My great-great uncle, Joe Reed, was a wing walker in the 1920s. He also did loop-the-loops, barrel rolls and hung from planes' axles. Uncle Joe was clearly insane. It’s ironic to have an ancestor whose bravery sent him walking on the wings of planes while I’ve been held hostage to a lifelong fear of flying.
I have flown, though never comfortably—and for work only. Last winter, I actually bailed (not literally) out of an overseas flight the day before takeoff, overcome with anxiety-induced, full-bodied hives and vomiting. I let folks down. I let myself down. But I have faced this fear head-on ever since.
Last fall, on a work trip, I mustered enough courage to stand from my seat while in-flight, which was unprecedented for me, calls of nature be damned. I had always been certain that I was the only thing providing proper balance to the plane, remaining rigid in my seat, in full clinch mode, squeezing anything anatomically designed to tighten: hands, jaws, etc. I became a human bolt, as if put there by Boeing.
At 34,000 feet, between San Francisco and Seattle, I somehow wobbled my way to the rear restroom, careening off aisle seats like a pinball. Airlines do a great job of warning passengers what to do during emergencies. They do not, however, warn first-time restroom users about the startling sound an airplane toilet makes. I was not prepared for the sudden violence of a flushed vacuum toilet. It was like another jet engine had fired up. Surely, this wicked whoosh is the first noise one hears before plummeting into the throes of hell.
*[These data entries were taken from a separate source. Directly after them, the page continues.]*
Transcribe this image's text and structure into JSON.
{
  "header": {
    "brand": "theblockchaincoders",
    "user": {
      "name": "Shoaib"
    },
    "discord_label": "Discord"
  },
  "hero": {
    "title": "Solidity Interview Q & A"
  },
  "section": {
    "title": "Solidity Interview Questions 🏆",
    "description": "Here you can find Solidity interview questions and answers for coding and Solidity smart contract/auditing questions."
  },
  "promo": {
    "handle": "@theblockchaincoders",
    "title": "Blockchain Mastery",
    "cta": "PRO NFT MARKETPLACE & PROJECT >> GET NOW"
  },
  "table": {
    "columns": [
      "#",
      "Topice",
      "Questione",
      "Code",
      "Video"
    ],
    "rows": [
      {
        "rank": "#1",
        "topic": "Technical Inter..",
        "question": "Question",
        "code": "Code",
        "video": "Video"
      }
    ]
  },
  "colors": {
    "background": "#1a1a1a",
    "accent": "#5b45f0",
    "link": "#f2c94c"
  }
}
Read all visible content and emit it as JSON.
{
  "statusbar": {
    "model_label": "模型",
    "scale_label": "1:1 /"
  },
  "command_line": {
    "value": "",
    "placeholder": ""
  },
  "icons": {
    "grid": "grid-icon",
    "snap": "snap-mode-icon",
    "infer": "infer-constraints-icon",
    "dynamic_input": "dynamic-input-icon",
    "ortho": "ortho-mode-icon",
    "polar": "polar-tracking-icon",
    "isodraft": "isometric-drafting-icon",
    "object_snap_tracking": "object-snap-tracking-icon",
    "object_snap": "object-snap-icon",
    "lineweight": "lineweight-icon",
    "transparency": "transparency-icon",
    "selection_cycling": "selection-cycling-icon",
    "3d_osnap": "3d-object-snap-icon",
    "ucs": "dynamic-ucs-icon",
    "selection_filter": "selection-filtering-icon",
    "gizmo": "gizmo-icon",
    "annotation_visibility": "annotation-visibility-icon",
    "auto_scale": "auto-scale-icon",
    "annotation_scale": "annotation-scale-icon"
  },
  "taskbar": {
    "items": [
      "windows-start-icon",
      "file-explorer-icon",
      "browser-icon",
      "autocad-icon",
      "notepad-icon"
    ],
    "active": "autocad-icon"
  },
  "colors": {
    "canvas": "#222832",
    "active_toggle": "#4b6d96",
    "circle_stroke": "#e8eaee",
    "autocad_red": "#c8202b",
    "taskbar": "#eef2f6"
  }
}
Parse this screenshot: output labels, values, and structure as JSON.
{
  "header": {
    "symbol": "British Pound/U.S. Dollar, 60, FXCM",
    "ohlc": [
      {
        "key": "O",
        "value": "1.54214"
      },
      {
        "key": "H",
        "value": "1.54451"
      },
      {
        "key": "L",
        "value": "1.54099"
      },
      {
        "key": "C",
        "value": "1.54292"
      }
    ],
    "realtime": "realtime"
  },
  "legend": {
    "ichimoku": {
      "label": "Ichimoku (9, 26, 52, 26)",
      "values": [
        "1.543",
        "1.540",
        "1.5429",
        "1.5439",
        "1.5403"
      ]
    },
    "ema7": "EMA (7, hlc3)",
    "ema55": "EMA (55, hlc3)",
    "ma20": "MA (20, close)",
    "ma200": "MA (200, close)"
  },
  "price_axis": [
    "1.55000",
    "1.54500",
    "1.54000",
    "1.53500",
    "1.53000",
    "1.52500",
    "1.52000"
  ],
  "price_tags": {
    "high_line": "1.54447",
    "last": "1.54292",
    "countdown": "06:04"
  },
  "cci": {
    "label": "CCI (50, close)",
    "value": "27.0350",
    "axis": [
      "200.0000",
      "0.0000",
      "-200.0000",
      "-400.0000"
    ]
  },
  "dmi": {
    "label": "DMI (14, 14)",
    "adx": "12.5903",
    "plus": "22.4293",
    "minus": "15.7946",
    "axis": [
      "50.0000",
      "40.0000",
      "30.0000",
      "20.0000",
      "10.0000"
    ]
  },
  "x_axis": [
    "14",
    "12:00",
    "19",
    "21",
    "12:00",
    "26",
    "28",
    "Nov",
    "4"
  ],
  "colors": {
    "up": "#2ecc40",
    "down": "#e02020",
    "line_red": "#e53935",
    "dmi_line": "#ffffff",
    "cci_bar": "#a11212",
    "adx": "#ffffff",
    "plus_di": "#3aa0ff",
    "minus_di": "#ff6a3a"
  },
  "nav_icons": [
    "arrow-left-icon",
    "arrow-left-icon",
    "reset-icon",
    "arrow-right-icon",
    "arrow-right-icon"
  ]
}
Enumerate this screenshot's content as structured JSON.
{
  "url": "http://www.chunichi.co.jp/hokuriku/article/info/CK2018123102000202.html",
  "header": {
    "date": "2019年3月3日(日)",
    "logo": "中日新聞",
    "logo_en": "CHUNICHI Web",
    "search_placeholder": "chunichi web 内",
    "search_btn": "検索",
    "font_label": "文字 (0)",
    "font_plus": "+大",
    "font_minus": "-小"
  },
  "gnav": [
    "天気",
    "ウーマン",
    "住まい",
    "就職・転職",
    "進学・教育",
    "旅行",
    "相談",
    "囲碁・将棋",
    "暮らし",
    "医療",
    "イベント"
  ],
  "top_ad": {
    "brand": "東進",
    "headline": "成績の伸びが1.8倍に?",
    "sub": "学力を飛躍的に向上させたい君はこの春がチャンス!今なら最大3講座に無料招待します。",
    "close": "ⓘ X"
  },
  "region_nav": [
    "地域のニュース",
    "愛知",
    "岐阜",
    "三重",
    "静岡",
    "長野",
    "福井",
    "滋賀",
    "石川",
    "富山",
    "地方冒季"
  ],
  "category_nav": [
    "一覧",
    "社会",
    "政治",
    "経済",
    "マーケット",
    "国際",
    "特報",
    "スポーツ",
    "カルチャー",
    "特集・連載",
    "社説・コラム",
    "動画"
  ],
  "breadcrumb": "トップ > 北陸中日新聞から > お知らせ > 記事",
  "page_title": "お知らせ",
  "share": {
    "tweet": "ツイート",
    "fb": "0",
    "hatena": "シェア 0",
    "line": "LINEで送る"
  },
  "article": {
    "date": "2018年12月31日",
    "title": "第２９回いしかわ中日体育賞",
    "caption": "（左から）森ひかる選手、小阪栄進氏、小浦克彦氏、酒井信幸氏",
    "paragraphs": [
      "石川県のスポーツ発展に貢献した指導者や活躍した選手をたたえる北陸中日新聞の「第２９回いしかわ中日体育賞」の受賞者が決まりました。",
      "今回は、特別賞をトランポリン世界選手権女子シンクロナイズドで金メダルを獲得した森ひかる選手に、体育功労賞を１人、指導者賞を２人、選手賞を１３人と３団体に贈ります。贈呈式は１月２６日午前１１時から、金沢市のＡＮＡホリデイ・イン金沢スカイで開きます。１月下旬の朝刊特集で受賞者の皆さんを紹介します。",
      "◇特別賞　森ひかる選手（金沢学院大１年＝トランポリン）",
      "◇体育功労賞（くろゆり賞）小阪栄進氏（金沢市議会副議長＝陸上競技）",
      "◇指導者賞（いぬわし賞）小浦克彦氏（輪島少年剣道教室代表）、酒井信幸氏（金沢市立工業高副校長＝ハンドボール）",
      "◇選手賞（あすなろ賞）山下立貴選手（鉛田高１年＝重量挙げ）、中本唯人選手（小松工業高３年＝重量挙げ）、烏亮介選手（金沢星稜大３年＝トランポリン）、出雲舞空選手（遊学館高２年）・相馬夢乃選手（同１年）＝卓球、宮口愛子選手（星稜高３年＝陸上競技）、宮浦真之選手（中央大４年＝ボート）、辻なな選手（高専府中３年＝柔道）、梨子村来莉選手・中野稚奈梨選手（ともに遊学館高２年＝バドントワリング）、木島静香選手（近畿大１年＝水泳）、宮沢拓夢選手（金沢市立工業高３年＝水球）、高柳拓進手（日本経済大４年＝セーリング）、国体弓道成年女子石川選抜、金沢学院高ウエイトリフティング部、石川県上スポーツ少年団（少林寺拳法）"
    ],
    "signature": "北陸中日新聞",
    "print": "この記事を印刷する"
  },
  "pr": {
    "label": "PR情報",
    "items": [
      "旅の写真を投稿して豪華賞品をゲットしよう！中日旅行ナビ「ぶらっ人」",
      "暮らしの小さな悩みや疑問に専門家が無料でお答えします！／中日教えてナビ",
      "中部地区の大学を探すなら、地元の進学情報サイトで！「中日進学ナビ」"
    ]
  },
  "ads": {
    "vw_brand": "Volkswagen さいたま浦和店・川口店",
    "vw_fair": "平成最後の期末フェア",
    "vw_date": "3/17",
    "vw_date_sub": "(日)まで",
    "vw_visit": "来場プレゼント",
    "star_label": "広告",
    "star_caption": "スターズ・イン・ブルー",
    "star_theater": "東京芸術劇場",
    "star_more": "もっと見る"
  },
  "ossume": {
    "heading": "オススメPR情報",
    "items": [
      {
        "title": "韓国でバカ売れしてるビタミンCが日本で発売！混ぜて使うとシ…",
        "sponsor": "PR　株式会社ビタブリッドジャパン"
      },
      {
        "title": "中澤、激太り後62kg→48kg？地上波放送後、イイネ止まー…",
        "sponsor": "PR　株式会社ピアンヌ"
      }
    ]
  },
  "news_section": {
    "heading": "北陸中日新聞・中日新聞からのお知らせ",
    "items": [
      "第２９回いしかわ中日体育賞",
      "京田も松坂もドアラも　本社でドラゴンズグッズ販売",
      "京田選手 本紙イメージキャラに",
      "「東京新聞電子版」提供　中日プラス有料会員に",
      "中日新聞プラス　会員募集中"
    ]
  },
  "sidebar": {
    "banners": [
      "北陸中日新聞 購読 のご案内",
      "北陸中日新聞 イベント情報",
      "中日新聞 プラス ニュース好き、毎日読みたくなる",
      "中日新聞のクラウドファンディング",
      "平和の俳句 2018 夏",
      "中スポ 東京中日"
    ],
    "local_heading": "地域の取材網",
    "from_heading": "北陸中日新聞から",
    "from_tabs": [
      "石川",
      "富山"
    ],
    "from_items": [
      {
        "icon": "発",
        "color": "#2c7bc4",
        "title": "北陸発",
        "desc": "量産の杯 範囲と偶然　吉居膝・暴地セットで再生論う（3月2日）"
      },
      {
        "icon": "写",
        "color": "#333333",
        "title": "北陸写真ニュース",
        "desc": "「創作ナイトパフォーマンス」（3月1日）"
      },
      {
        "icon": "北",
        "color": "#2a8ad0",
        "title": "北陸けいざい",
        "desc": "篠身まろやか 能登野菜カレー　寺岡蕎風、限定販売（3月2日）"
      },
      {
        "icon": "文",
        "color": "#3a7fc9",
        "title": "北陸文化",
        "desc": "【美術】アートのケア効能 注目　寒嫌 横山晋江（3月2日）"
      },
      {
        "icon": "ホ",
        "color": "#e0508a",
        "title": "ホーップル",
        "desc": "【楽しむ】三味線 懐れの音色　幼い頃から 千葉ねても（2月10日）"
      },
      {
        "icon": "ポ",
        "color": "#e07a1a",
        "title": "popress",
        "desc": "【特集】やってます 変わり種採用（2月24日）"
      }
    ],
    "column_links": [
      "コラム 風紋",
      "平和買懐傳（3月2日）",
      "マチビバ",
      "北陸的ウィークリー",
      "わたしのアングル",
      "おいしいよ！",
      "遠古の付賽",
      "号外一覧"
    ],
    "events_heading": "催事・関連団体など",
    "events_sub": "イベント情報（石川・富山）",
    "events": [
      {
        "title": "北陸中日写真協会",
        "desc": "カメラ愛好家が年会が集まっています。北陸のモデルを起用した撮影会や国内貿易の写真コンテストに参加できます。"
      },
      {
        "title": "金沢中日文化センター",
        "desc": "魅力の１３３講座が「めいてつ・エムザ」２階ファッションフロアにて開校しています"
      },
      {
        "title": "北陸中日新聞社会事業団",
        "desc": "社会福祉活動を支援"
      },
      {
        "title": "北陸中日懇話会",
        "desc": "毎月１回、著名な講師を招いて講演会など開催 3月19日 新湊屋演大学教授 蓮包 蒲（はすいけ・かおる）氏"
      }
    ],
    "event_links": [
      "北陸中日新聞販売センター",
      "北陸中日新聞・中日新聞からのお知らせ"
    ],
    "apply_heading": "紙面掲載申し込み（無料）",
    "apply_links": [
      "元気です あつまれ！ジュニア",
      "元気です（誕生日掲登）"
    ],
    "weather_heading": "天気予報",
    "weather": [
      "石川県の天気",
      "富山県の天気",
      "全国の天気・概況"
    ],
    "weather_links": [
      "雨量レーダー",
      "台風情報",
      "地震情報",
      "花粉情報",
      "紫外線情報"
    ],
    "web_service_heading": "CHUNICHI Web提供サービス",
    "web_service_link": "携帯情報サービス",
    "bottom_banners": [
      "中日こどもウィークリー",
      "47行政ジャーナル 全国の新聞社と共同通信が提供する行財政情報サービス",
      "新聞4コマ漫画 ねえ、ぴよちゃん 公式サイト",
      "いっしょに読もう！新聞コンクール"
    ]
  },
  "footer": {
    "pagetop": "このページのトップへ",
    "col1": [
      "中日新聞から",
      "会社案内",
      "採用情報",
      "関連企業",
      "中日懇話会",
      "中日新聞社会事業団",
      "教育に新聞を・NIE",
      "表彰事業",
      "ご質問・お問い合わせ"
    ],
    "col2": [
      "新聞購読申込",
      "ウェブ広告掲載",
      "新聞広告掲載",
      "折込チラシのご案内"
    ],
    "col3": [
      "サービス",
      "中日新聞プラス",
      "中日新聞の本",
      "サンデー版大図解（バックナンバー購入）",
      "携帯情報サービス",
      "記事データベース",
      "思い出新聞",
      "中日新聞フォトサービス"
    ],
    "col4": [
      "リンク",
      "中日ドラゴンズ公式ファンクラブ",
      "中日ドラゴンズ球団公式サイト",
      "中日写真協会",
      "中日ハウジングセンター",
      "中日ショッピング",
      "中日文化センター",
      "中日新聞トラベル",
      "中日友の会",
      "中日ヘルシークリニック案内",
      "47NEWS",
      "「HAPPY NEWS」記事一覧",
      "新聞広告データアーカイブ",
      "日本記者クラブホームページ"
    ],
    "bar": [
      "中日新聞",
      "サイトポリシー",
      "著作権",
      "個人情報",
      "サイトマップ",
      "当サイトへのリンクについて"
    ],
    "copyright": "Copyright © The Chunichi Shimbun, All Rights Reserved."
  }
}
I braced my hands against the walls of the restroom to secure myself against the powerful suction. I expected the door to burst inward and to be sucked down the toilet, followed by a beverage cart, and the calm-faced stewardess gripping the cart, and a passenger clinging to the stewardess’ ankles, and another passenger gripping that person’s ankles, and so and so on, a human chain like a Barrel of Monkeys, until the last thing I would see is the captain’s cap pause in midair over the bowl, do a perfect pirouette and disappear with a blur into the doomed plane’s bowels. The only people not flushed away would be the folks in first class, for they had already been launched to safety in their personal escape pods, nibbling on beluga bits and sipping Antech Blanquette de Limoux Grande Reserve 2003, never thinking twice about the flush that brought down their plane.
When the toilet silenced and I unsecured my palms from the walls, I returned to my seat with a bit more confidence in my stride. I wanted to shout, “I’m the king of the world” after achieving the personal goal of walking on a moving plane and going to the bathroom in the bathroom.
Scott Saalman’s stories have appeared in literary journals, other publications and books. His essays air on public radio’s WNIN in Evansville, Indiana. His “Will Read For Food” stage show mixes essays and music to benefit the local food bank. He has landed in Hong Kong, Tokyo, Shanghai, Bangkok, Poznan and Rome.